**Task to complete:** Each line in the entries below that holds the word "Site" belongs in the answer.

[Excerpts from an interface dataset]
= Beginning of Section =
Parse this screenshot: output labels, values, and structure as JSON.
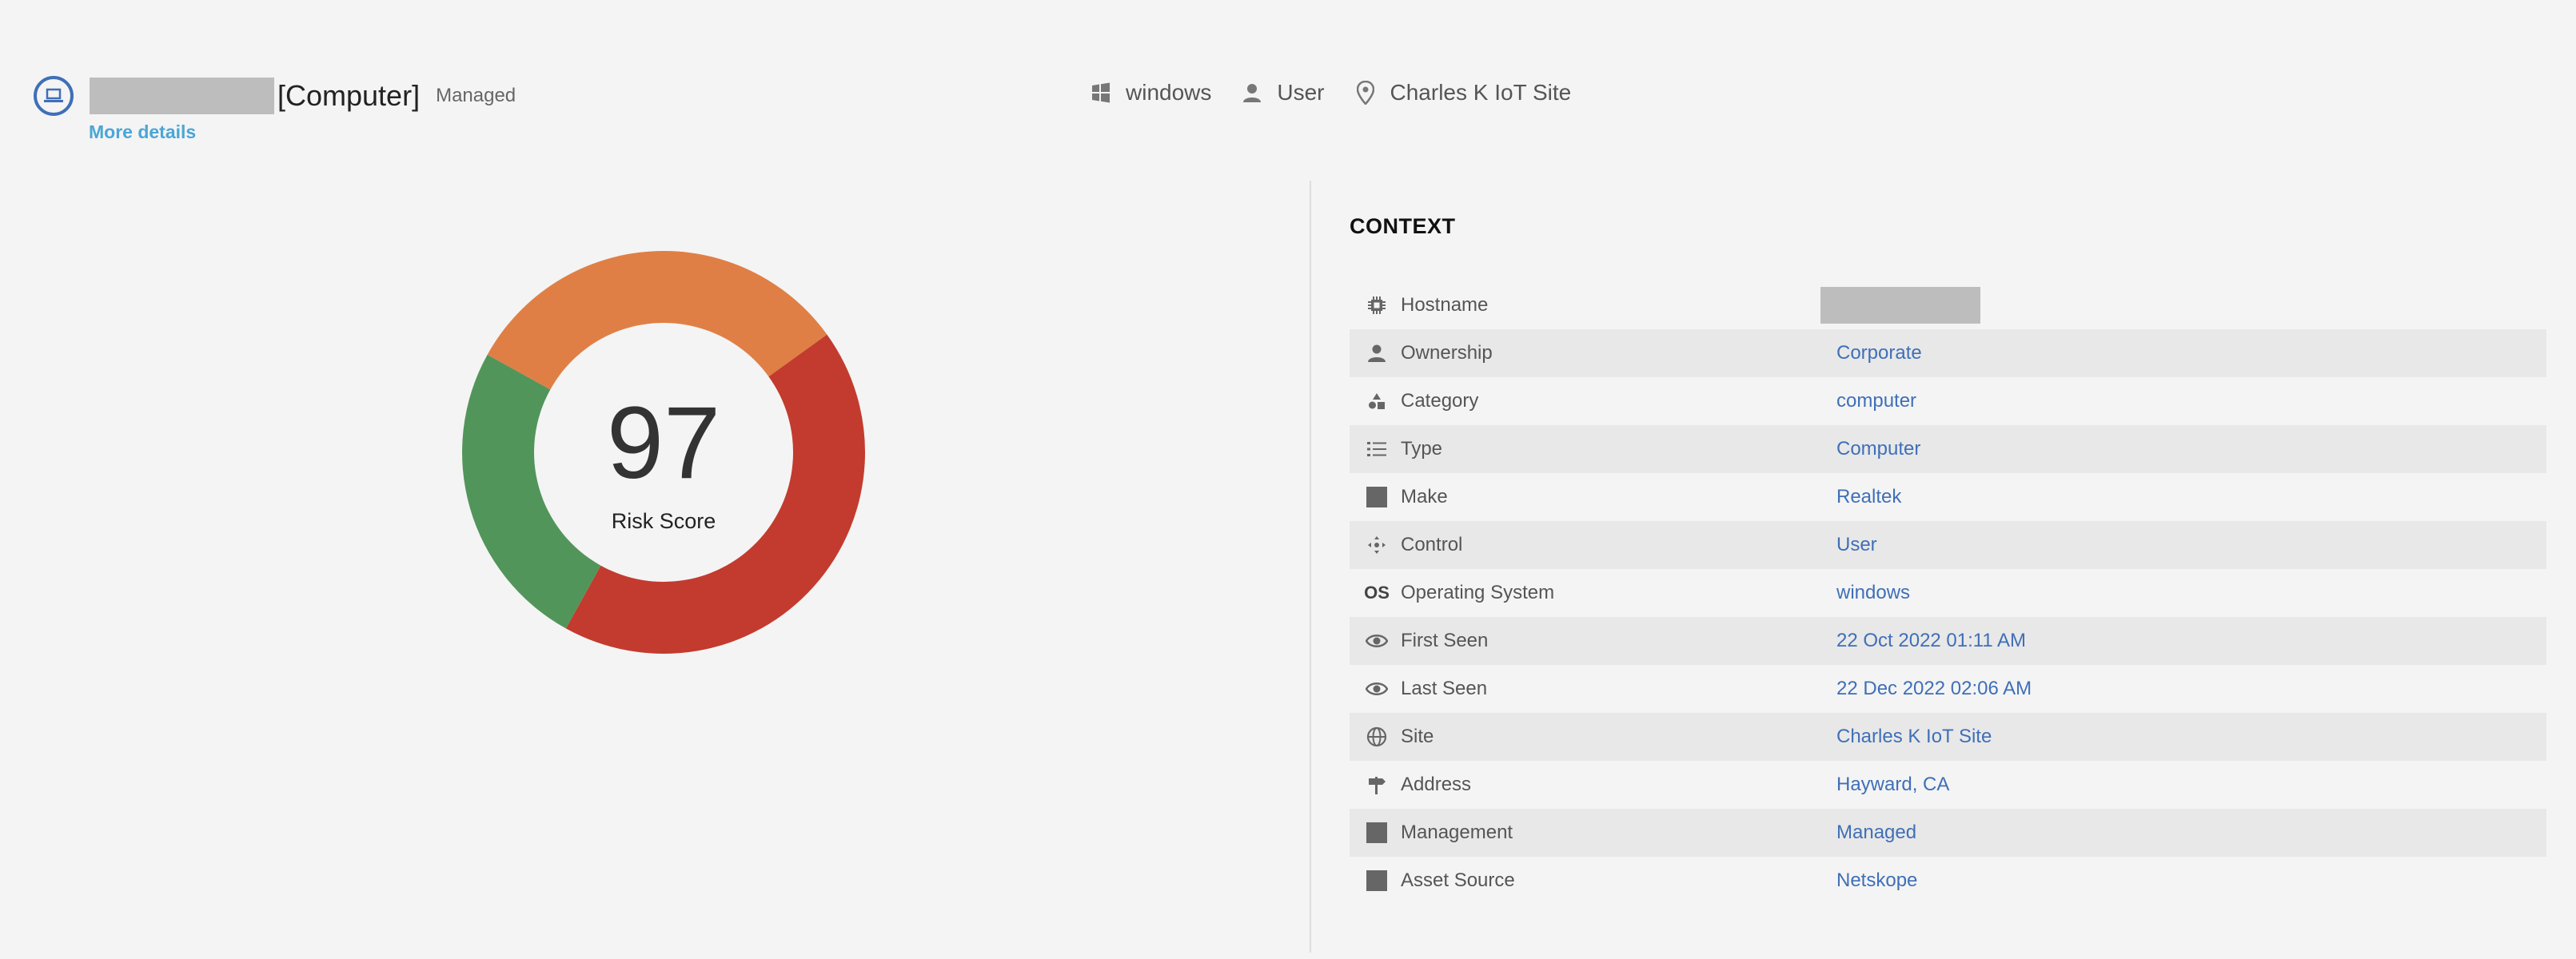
{
  "header": {
    "device_type": "[Computer]",
    "managed_label": "Managed",
    "more_details": "More details"
  },
  "summary": {
    "os": "windows",
    "control": "User",
    "site": "Charles K IoT Site"
  },
  "risk": {
    "score": "97",
    "label": "Risk Score",
    "segments": [
      {
        "color": "#e07f45",
        "fraction": 0.32
      },
      {
        "color": "#c33b2e",
        "fraction": 0.43
      },
      {
        "color": "#52955a",
        "fraction": 0.25
      }
    ]
  },
  "context": {
    "title": "CONTEXT",
    "rows": [
      {
        "label": "Hostname",
        "value": "",
        "icon": "chip-icon"
      },
      {
        "label": "Ownership",
        "value": "Corporate",
        "icon": "person-icon"
      },
      {
        "label": "Category",
        "value": "computer",
        "icon": "shapes-icon"
      },
      {
        "label": "Type",
        "value": "Computer",
        "icon": "list-icon"
      },
      {
        "label": "Make",
        "value": "Realtek",
        "icon": "square-icon"
      },
      {
        "label": "Control",
        "value": "User",
        "icon": "move-icon"
      },
      {
        "label": "Operating System",
        "value": "windows",
        "icon": "os-icon",
        "icon_text": "OS"
      },
      {
        "label": "First Seen",
        "value": "22 Oct 2022 01:11 AM",
        "icon": "eye-icon"
      },
      {
        "label": "Last Seen",
        "value": "22 Dec 2022 02:06 AM",
        "icon": "eye-icon"
      },
      {
        "label": "Site",
        "value": "Charles K IoT Site",
        "icon": "globe-icon"
      },
      {
        "label": "Address",
        "value": "Hayward, CA",
        "icon": "signpost-icon"
      },
      {
        "label": "Management",
        "value": "Managed",
        "icon": "square-icon"
      },
      {
        "label": "Asset Source",
        "value": "Netskope",
        "icon": "square-icon"
      }
    ]
  }
}
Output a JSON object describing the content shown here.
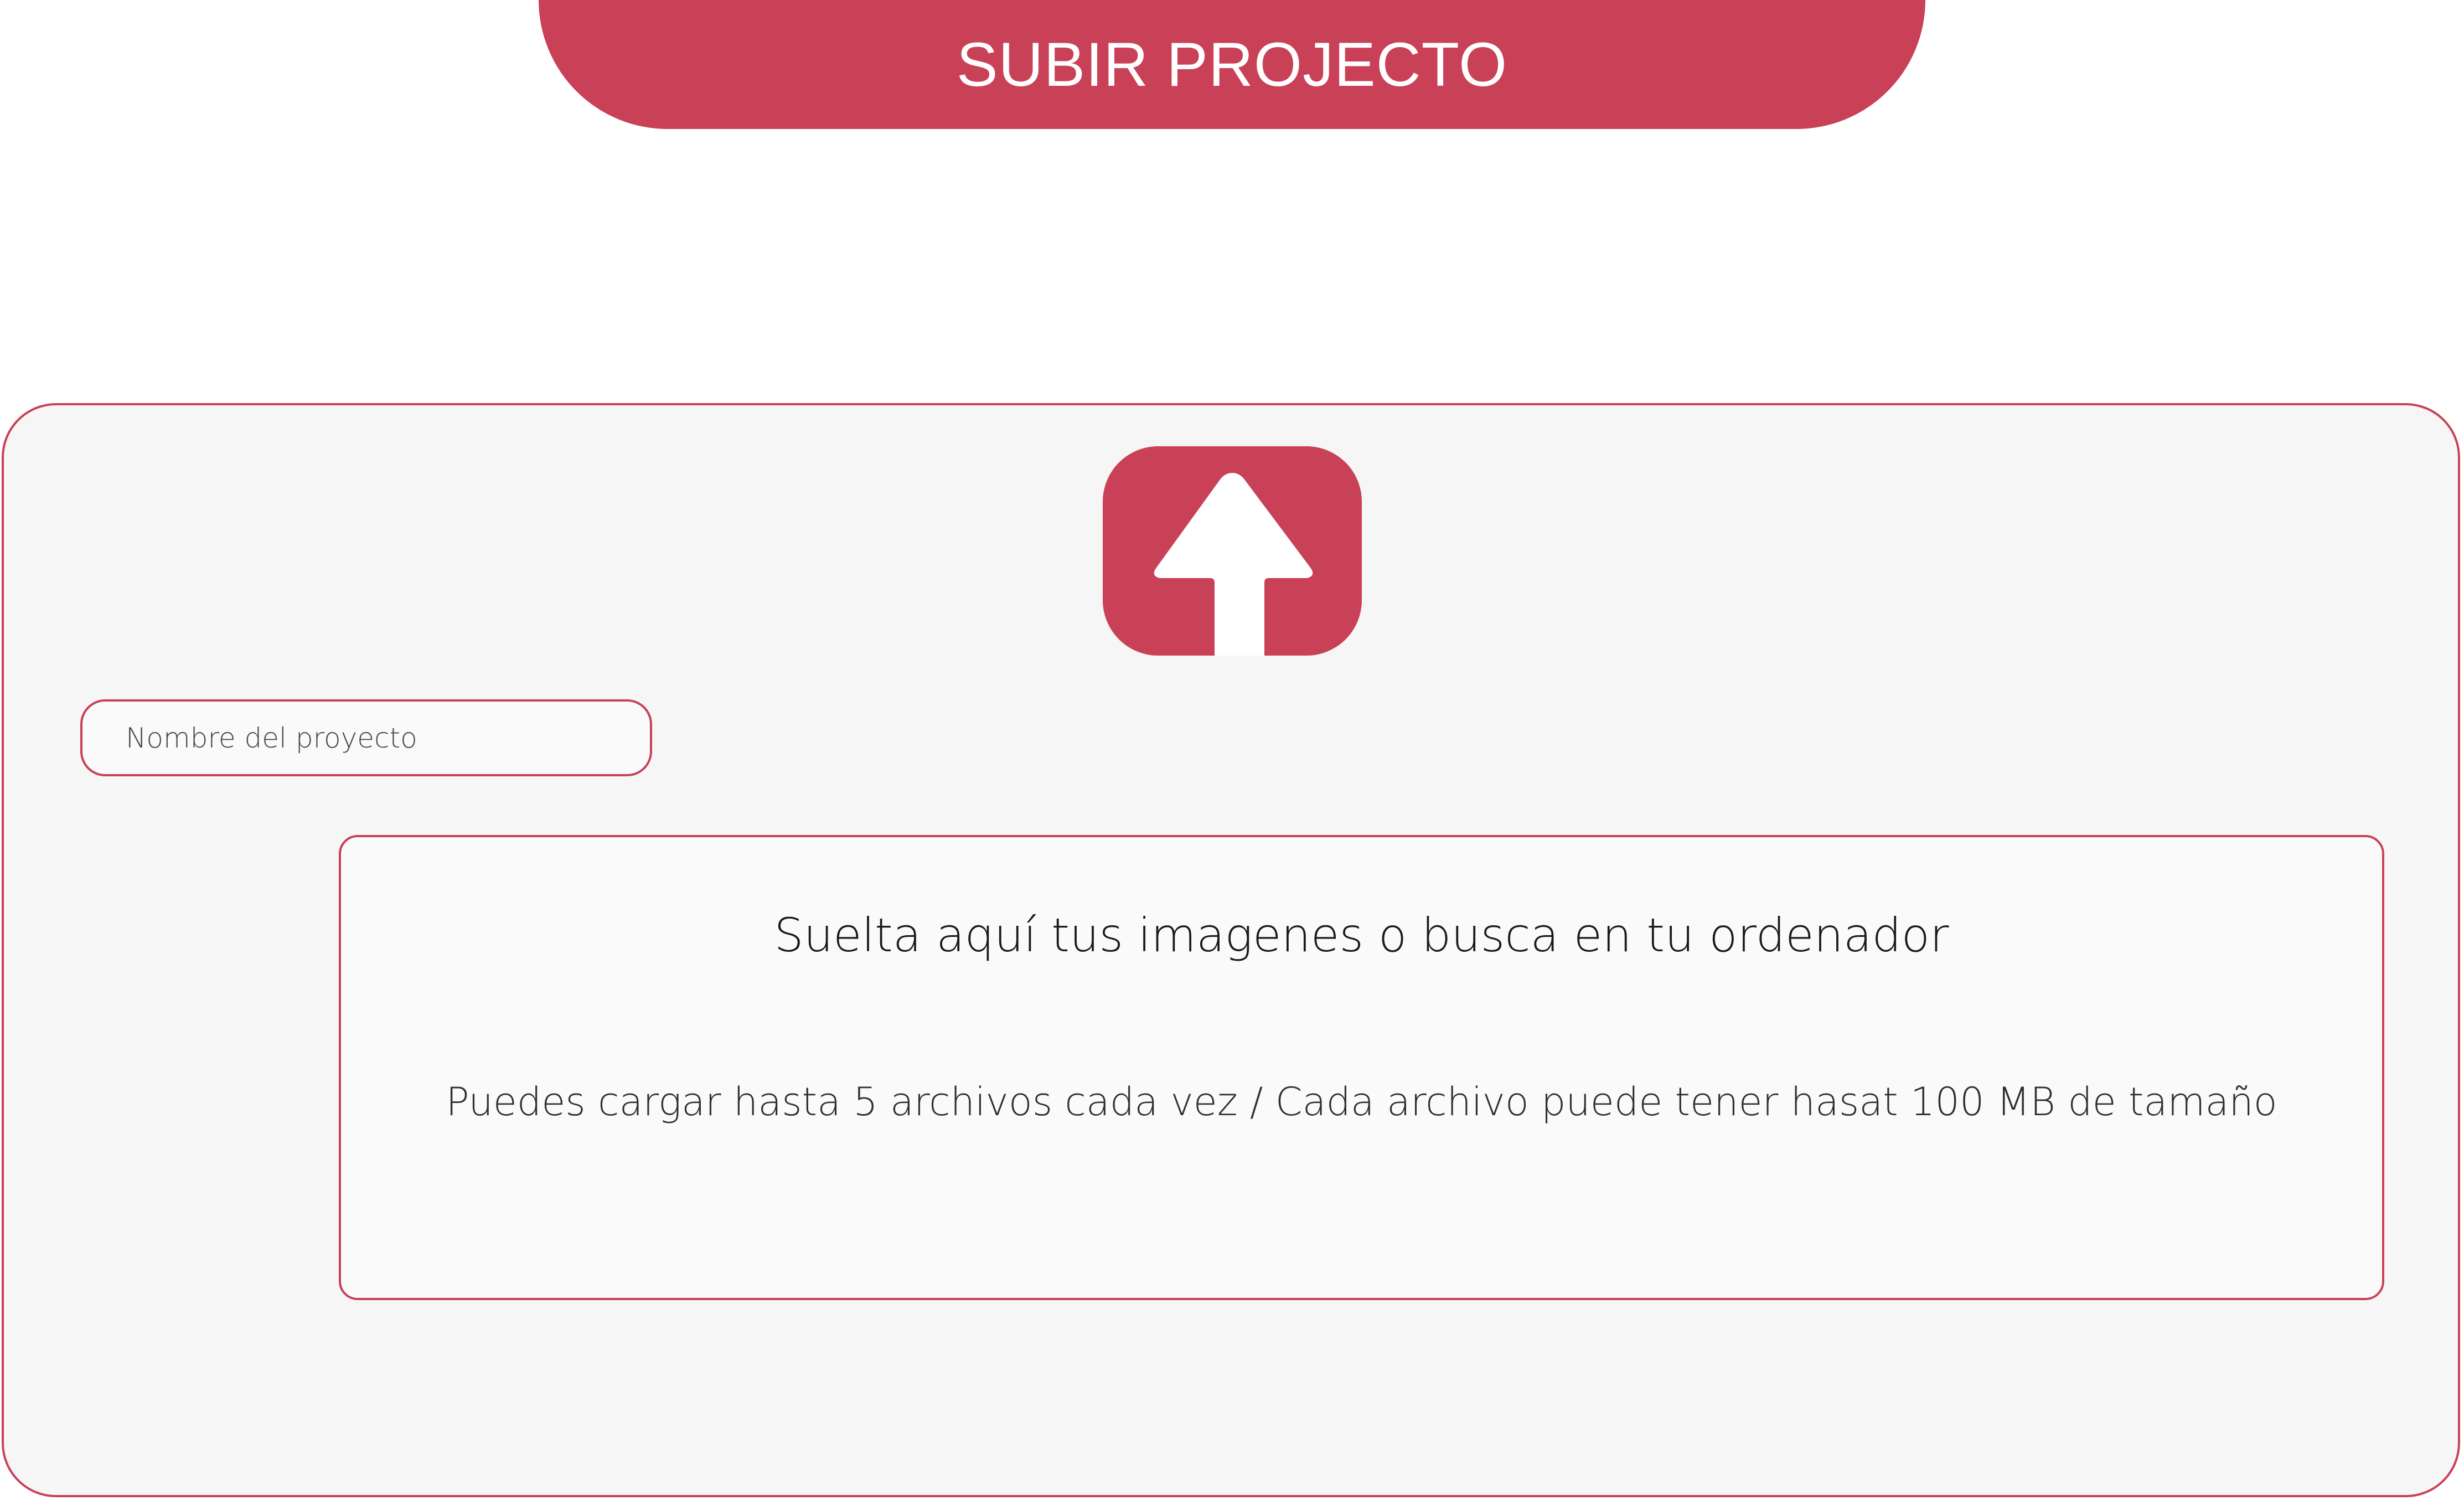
{
  "header": {
    "title": "SUBIR PROJECTO"
  },
  "upload": {
    "icon": "upload-arrow-icon",
    "project_name_placeholder": "Nombre del proyecto",
    "project_name_value": "",
    "dropzone_title": "Suelta aquí tus imagenes o busca en tu ordenador",
    "dropzone_hint": "Puedes cargar hasta 5 archivos cada vez / Cada archivo puede tener hasat 100 MB de tamaño"
  },
  "colors": {
    "accent": "#c94157",
    "panel_background": "#f6f6f6",
    "dropzone_background": "#fafafa",
    "page_background": "#ffffff"
  }
}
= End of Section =
**Expected answer:**
    "site": "Charles K IoT Site"
        "label": "Site",
        "value": "Charles K IoT Site",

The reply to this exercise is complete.